As with most things, reality lies somewhere in the middle. There’s no sense pretending roadwork isn’t frustrating, especially when I have four kids and two dogs in the car. And $14 billion is a lot of money. It’s rarely wrong to question government spending at that scale.
But $14 billion — a 14 followed by nine zeroes — is only 0.7% of President Joe Biden’s proposed American Jobs Plan, pegged at $2 trillion — a 2 with a dozen zeroes. Whether Biden’s plan is plausible exceeds my meager expertise, but simply having the idea on the table is enough for Illinois officials to start discussing what could be done with whatever share lands here.
The Regional Transit Authority, which pre-pandemic said it served 2 million weekday riders in six Northeastern Illinois counties, said repairs alone will cost about $20 billion. Last month the state released a third $250 million Rebuild Illinois installment as part of a three-year, $1.5 billion program to boost city, county and township road projects. Overall the initiative should pump $33.2 billion into transportation, from bike paths and pedestrian trails to freight lines and airplanes and beyond.

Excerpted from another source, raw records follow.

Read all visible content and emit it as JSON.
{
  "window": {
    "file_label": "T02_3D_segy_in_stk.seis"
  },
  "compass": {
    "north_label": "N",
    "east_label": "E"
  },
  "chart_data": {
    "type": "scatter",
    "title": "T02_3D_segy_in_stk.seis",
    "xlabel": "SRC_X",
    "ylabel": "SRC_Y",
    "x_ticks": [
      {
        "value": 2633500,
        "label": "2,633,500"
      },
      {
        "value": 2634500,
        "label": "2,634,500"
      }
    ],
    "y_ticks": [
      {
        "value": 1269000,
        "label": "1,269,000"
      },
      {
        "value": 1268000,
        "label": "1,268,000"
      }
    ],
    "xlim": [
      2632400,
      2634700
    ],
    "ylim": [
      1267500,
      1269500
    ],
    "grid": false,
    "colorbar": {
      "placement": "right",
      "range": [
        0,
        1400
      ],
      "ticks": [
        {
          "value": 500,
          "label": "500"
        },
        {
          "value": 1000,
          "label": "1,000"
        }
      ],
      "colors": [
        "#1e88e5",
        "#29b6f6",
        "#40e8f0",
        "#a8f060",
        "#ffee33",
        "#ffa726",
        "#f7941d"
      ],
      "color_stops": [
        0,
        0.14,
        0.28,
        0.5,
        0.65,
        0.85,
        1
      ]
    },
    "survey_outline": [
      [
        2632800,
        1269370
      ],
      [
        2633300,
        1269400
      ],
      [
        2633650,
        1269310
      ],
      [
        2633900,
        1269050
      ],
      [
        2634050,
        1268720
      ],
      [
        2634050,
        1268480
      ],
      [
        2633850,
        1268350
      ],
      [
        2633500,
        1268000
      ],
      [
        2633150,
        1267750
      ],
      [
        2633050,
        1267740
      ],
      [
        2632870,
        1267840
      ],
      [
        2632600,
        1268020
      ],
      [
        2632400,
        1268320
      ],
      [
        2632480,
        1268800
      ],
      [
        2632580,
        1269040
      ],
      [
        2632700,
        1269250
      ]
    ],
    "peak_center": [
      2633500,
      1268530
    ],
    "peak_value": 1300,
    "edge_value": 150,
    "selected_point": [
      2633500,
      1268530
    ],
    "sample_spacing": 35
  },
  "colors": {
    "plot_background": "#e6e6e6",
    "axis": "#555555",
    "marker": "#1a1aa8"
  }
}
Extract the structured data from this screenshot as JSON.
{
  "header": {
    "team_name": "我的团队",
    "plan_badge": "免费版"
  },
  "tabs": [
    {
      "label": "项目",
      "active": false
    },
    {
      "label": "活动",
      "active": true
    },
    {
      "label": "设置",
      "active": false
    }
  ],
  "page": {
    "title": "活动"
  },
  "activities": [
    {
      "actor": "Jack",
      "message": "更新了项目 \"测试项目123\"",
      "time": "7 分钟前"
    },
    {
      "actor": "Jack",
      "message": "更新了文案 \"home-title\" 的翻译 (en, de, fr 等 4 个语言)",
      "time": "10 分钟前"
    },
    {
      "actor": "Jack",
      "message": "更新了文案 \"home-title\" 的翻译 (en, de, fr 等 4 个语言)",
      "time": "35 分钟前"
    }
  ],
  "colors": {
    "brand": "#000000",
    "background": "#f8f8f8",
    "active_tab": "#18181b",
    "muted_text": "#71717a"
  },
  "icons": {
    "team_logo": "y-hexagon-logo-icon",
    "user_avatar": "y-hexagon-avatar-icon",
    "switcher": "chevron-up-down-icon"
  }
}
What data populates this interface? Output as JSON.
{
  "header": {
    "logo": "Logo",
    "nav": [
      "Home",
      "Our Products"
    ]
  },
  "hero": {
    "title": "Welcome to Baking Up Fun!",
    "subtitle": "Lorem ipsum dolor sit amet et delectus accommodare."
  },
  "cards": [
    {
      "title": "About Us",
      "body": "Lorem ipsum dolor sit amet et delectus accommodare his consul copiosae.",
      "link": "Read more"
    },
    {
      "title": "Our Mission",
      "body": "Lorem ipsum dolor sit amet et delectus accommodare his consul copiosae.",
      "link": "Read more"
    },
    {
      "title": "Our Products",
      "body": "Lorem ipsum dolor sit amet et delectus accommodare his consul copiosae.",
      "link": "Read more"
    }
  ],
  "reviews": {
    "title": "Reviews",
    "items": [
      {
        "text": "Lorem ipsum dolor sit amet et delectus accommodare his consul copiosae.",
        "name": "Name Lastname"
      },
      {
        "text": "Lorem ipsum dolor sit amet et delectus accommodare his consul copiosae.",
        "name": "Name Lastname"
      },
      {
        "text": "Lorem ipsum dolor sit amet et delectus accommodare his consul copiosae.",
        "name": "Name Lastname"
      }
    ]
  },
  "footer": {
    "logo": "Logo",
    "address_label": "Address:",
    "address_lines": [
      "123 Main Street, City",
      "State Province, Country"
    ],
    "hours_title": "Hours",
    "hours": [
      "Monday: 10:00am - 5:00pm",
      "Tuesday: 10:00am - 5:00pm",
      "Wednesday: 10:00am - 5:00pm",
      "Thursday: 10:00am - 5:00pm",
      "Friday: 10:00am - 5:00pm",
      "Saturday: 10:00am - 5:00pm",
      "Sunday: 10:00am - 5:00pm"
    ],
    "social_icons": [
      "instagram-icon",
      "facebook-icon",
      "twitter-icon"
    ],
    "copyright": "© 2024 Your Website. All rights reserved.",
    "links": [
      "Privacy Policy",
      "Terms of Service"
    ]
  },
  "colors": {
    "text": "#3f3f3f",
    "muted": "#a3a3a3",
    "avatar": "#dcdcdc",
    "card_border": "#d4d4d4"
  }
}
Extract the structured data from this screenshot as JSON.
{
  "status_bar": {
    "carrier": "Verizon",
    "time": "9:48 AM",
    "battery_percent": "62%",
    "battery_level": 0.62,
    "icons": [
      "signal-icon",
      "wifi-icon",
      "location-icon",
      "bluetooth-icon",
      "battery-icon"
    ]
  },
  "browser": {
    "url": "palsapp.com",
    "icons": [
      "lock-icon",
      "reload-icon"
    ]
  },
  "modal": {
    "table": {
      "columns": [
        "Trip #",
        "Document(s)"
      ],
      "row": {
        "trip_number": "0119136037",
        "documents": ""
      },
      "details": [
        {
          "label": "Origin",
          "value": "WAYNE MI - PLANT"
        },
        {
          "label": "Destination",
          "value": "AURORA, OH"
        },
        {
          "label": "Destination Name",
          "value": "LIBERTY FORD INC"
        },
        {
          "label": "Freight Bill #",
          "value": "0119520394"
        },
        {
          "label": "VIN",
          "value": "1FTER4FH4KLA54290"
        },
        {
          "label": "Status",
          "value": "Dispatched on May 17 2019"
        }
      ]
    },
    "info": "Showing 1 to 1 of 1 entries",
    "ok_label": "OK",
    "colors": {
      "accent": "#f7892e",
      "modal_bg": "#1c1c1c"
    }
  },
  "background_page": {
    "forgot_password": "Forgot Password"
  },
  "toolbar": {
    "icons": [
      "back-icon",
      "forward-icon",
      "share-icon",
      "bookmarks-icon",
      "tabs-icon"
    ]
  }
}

The Illinois Road and Transportation Builders Association — which clearly has a vested interest — says the state has 2,303 structurally deficient bridges. The group also says poor road conditions lead to car owners spending an average $566 per year in vehicle repairs and reminds how road congestion can reduce individual and corporate productivity.
Biden’s plan far exceeds transportation infrastructure (a paltry $621 billion) to include $650 billion in public housing improvements, $45 billion for replacing lead water pipes and $28 billion for veterans hospitals and federal buildings. Again, while acknowledging those are staggering amounts of money, such ambitions also represent literally millions of skilled workers setting about improving the country, one job at a time.
For the average Illinoisan this talk doesn’t mean much until Congress acts. But if you pay attention to your local governments, chances are good there will be discussions about priority lists for projects and lobbying federal officials for help. Plenty will resist based on cost alone, others will embrace a chance to discuss direct, local investments in projects that can positively affect daily life and keep people working.
How do your local leaders see the issue? It’s all about perspective.